Defendants' computer evidence demonstrates that plaintiff applied for a replacement Social Security card on August 8, 2003 and provided a Social Security number that ends with 1565. Defendants' computer evidence further shows that plaintiff affixed his signature to an application stating that his last Social Security number was the number ending with 1565. Had plaintiff provided his own number, which ends in 3586, the computer database would reflect a numerical search for that number. Had he provided no number, the computer database would reflect an alphabetical search for the name Stanley Crump. The evidence before the court shows that plaintiff received a replacement card bearing another individual's Social Security number because that was the number he provided as his last Social Security number when he applied for a replacement card on August 8, 2003. This evidence contradicts plaintiff's claim of negligence on the part of the Social Security representative who assisted plaintiff on August 8, 2003.*fn1
The undersigned finds that defendants' arguments in favor of summary judgment on plaintiff's negligence claim are supported by documentary evidence. Defendants met their initial responsibility as the parties moving for summary judgment, and the burden has shifted to plaintiff to establish that a genuine issue as to any material fact actually exists or to show that defendants are not entitled to judgment as a matter of law.

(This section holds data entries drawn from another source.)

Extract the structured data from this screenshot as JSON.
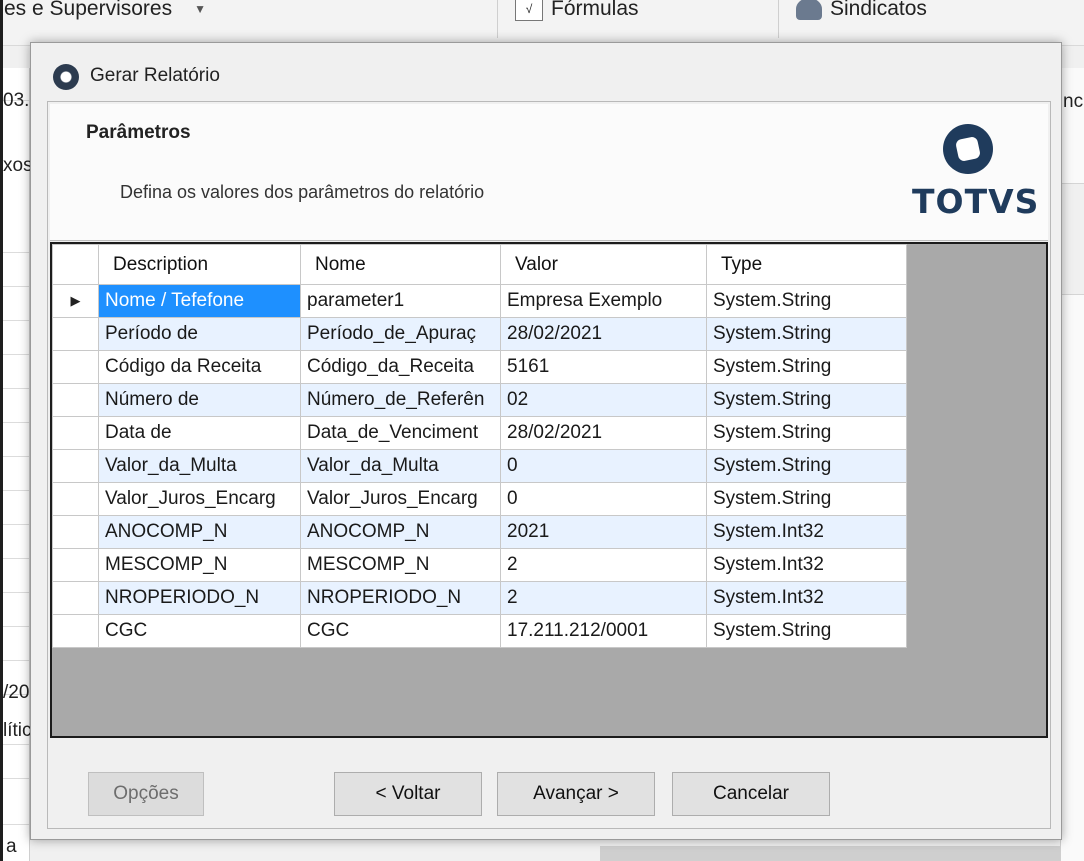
{
  "background": {
    "menu_label": "es e Supervisores",
    "toolbar": {
      "formulas_label": "Fórmulas",
      "formulas_icon": "formula-icon",
      "sindicatos_label": "Sindicatos",
      "sindicatos_icon": "union-icon"
    },
    "fragments": {
      "f1": "03.",
      "f2": "xos",
      "f3": "/20",
      "f4": "lític",
      "f5": "a",
      "f6": "ncia"
    }
  },
  "dialog": {
    "title": "Gerar Relatório",
    "header": {
      "title": "Parâmetros",
      "description": "Defina os valores dos parâmetros do relatório",
      "logo_text": "TOTVS"
    },
    "grid": {
      "columns": [
        "Description",
        "Nome",
        "Valor",
        "Type"
      ],
      "current_row_marker": "▶",
      "rows": [
        {
          "description": "Nome / Tefefone",
          "nome": "parameter1",
          "valor": "Empresa Exemplo",
          "type": "System.String"
        },
        {
          "description": "Período de",
          "nome": "Período_de_Apuraç",
          "valor": "28/02/2021",
          "type": "System.String"
        },
        {
          "description": "Código da Receita",
          "nome": "Código_da_Receita",
          "valor": "5161",
          "type": "System.String"
        },
        {
          "description": "Número de",
          "nome": "Número_de_Referên",
          "valor": "02",
          "type": "System.String"
        },
        {
          "description": "Data de",
          "nome": "Data_de_Venciment",
          "valor": "28/02/2021",
          "type": "System.String"
        },
        {
          "description": "Valor_da_Multa",
          "nome": "Valor_da_Multa",
          "valor": "0",
          "type": "System.String"
        },
        {
          "description": "Valor_Juros_Encarg",
          "nome": "Valor_Juros_Encarg",
          "valor": "0",
          "type": "System.String"
        },
        {
          "description": "ANOCOMP_N",
          "nome": "ANOCOMP_N",
          "valor": "2021",
          "type": "System.Int32"
        },
        {
          "description": "MESCOMP_N",
          "nome": "MESCOMP_N",
          "valor": "2",
          "type": "System.Int32"
        },
        {
          "description": "NROPERIODO_N",
          "nome": "NROPERIODO_N",
          "valor": "2",
          "type": "System.Int32"
        },
        {
          "description": "CGC",
          "nome": "CGC",
          "valor": "17.211.212/0001",
          "type": "System.String"
        }
      ]
    },
    "buttons": {
      "options": "Opções",
      "back": "< Voltar",
      "next": "Avançar >",
      "cancel": "Cancelar"
    }
  }
}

In opposition to defendants' motion, plaintiff relies on the allegations and denials of his complaint. Plaintiff does not dispute any of the facts contained in defendants' statement of undisputed facts, and he has not presented his own statement of disputed facts. Nor has plaintiff contradicted defendants' evidence with any probative evidence of his own. Plaintiff has thus failed to establish that there is any disputed issue of material fact that precludes summary judgment, and he has failed to show that defendants are not entitled to judgment in their favor as a matter of law on the claim of negligence.

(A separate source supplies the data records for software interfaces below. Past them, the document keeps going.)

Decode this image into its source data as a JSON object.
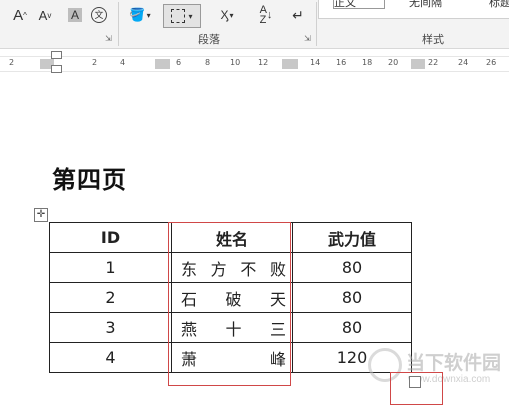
{
  "ribbon": {
    "font_grow_label": "A",
    "font_shrink_label": "A",
    "char_shading_label": "A",
    "phonetic_label": "文",
    "paragraph_group_label": "段落",
    "styles_group_label": "样式",
    "styles": [
      "正文",
      "无间隔",
      "标题"
    ]
  },
  "ruler": {
    "numbers": [
      "2",
      "2",
      "4",
      "6",
      "8",
      "10",
      "12",
      "14",
      "16",
      "18",
      "20",
      "22",
      "24",
      "26"
    ]
  },
  "document": {
    "heading": "第四页",
    "table": {
      "headers": [
        "ID",
        "姓名",
        "武力值"
      ],
      "rows": [
        {
          "id": "1",
          "name": [
            "东",
            "方",
            "不",
            "败"
          ],
          "power": "80"
        },
        {
          "id": "2",
          "name": [
            "石",
            "破",
            "天"
          ],
          "power": "80"
        },
        {
          "id": "3",
          "name": [
            "燕",
            "十",
            "三"
          ],
          "power": "80"
        },
        {
          "id": "4",
          "name": [
            "萧",
            "峰"
          ],
          "power": "120"
        }
      ]
    }
  },
  "watermark": {
    "text": "当下软件园",
    "url": "www.downxia.com"
  }
}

Accordingly, IT IS RECOMMENDED that:
1. Defendants' November 16, 2007 motion to dismiss be granted with regard to all claims against defendant Social Security Administration and plaintiff's claims of libel and slander;
2. Defendants' November 16, 2007 motion for summary judgment be granted with regard to plaintiff's claim of negligence; and
3. The Clerk of the Court be directed to enter judgment for defendants on all claims and close this case.
These findings and recommendations are submitted to the United States District Judge assigned to the case, pursuant to the provisions of 28 U.S.C. § 636(b)(1). Within ten (10) days after being served with these findings and recommendations, any party may file and serve written objections with the court. A document containing objections shall be titled "Objections to Magistrate Judge's Findings and Recommendations." Any reply to objections shall be filed and served within ten (10) days after the objections are served. The parties are advised that failure to file objections within the specified time may, under certain circumstances, waive the right to appeal the District Court's order. See Martinez v. Ylst, 951 F.2d 1153 (9th Cir. 1991).